• [WORK REQUIRED]:
Every record, from the first to the last, is to be printed again exactly.
%%
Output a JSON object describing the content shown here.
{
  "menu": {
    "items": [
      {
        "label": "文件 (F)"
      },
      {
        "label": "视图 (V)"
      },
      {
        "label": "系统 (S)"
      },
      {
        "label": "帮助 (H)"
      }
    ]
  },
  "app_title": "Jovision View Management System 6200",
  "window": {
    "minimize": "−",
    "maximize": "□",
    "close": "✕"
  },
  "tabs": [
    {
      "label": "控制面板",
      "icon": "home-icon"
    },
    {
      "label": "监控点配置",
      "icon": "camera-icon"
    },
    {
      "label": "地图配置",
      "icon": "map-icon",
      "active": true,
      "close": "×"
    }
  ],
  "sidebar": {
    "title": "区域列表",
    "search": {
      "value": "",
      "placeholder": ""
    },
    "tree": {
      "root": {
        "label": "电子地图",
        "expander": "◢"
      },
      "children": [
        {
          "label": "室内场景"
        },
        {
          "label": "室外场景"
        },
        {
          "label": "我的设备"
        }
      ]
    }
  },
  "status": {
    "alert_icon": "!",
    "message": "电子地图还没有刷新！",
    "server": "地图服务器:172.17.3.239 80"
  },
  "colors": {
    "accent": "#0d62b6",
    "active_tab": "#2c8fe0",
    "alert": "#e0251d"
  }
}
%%
• [EXERCISE OUTPUT]:
Output a JSON object describing the content shown here.
{
  "menu": {
    "items": [
      {
        "label": "文件 (F)"
      },
      {
        "label": "视图 (V)"
      },
      {
        "label": "系统 (S)"
      },
      {
        "label": "帮助 (H)"
      }
    ]
  },
  "app_title": "Jovision View Management System 6200",
  "window": {
    "minimize": "−",
    "maximize": "□",
    "close": "✕"
  },
  "tabs": [
    {
      "label": "控制面板",
      "icon": "home-icon"
    },
    {
      "label": "监控点配置",
      "icon": "camera-icon"
    },
    {
      "label": "地图配置",
      "icon": "map-icon",
      "active": true,
      "close": "×"
    }
  ],
  "sidebar": {
    "title": "区域列表",
    "search": {
      "value": "",
      "placeholder": ""
    },
    "tree": {
      "root": {
        "label": "电子地图",
        "expander": "◢"
      },
      "children": [
        {
          "label": "室内场景"
        },
        {
          "label": "室外场景"
        },
        {
          "label": "我的设备"
        }
      ]
    }
  },
  "status": {
    "alert_icon": "!",
    "message": "电子地图还没有刷新！",
    "server": "地图服务器:172.17.3.239 80"
  },
  "colors": {
    "accent": "#0d62b6",
    "active_tab": "#2c8fe0",
    "alert": "#e0251d"
  }
}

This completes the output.